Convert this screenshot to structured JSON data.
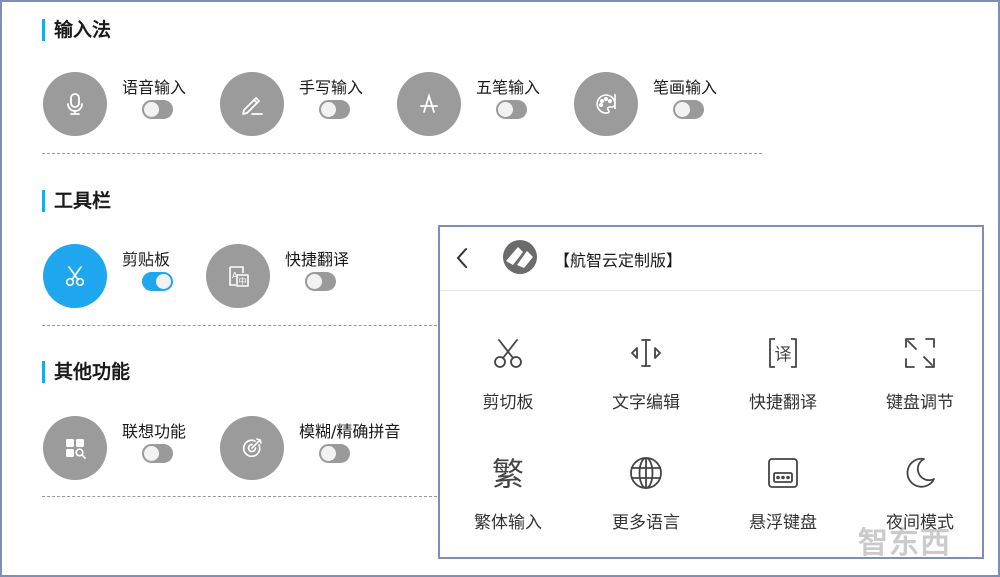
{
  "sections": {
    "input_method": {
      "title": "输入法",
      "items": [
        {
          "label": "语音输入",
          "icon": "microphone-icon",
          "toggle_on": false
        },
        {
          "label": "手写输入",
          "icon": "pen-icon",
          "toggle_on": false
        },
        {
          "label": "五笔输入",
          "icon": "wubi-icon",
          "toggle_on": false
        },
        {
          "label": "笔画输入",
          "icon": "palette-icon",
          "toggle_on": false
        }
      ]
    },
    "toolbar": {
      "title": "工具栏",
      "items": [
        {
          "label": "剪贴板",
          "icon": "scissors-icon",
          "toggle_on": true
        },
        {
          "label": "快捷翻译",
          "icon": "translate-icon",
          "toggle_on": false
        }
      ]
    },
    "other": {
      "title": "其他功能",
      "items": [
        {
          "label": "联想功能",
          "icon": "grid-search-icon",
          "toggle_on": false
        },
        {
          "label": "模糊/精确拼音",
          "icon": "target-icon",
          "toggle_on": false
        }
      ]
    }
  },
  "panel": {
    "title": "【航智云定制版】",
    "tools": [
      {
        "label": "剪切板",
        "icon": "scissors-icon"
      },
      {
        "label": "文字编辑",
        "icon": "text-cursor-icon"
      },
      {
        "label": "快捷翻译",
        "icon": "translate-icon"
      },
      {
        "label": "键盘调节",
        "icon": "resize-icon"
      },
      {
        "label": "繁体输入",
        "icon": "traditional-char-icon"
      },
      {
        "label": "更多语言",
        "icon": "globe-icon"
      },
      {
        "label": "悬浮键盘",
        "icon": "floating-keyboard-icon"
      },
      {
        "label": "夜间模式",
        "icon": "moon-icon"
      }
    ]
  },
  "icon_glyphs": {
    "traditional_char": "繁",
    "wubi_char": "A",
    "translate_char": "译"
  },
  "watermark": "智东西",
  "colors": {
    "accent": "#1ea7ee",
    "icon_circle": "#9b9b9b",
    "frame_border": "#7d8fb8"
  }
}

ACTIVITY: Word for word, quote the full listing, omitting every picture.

RESPONSE TO THE TASK:
Convert this screenshot to structured JSON data.
{
  "sections": {
    "input_method": {
      "title": "输入法",
      "items": [
        {
          "label": "语音输入",
          "icon": "microphone-icon",
          "toggle_on": false
        },
        {
          "label": "手写输入",
          "icon": "pen-icon",
          "toggle_on": false
        },
        {
          "label": "五笔输入",
          "icon": "wubi-icon",
          "toggle_on": false
        },
        {
          "label": "笔画输入",
          "icon": "palette-icon",
          "toggle_on": false
        }
      ]
    },
    "toolbar": {
      "title": "工具栏",
      "items": [
        {
          "label": "剪贴板",
          "icon": "scissors-icon",
          "toggle_on": true
        },
        {
          "label": "快捷翻译",
          "icon": "translate-icon",
          "toggle_on": false
        }
      ]
    },
    "other": {
      "title": "其他功能",
      "items": [
        {
          "label": "联想功能",
          "icon": "grid-search-icon",
          "toggle_on": false
        },
        {
          "label": "模糊/精确拼音",
          "icon": "target-icon",
          "toggle_on": false
        }
      ]
    }
  },
  "panel": {
    "title": "【航智云定制版】",
    "tools": [
      {
        "label": "剪切板",
        "icon": "scissors-icon"
      },
      {
        "label": "文字编辑",
        "icon": "text-cursor-icon"
      },
      {
        "label": "快捷翻译",
        "icon": "translate-icon"
      },
      {
        "label": "键盘调节",
        "icon": "resize-icon"
      },
      {
        "label": "繁体输入",
        "icon": "traditional-char-icon"
      },
      {
        "label": "更多语言",
        "icon": "globe-icon"
      },
      {
        "label": "悬浮键盘",
        "icon": "floating-keyboard-icon"
      },
      {
        "label": "夜间模式",
        "icon": "moon-icon"
      }
    ]
  },
  "icon_glyphs": {
    "traditional_char": "繁",
    "wubi_char": "A",
    "translate_char": "译"
  },
  "watermark": "智东西",
  "colors": {
    "accent": "#1ea7ee",
    "icon_circle": "#9b9b9b",
    "frame_border": "#7d8fb8"
  }
}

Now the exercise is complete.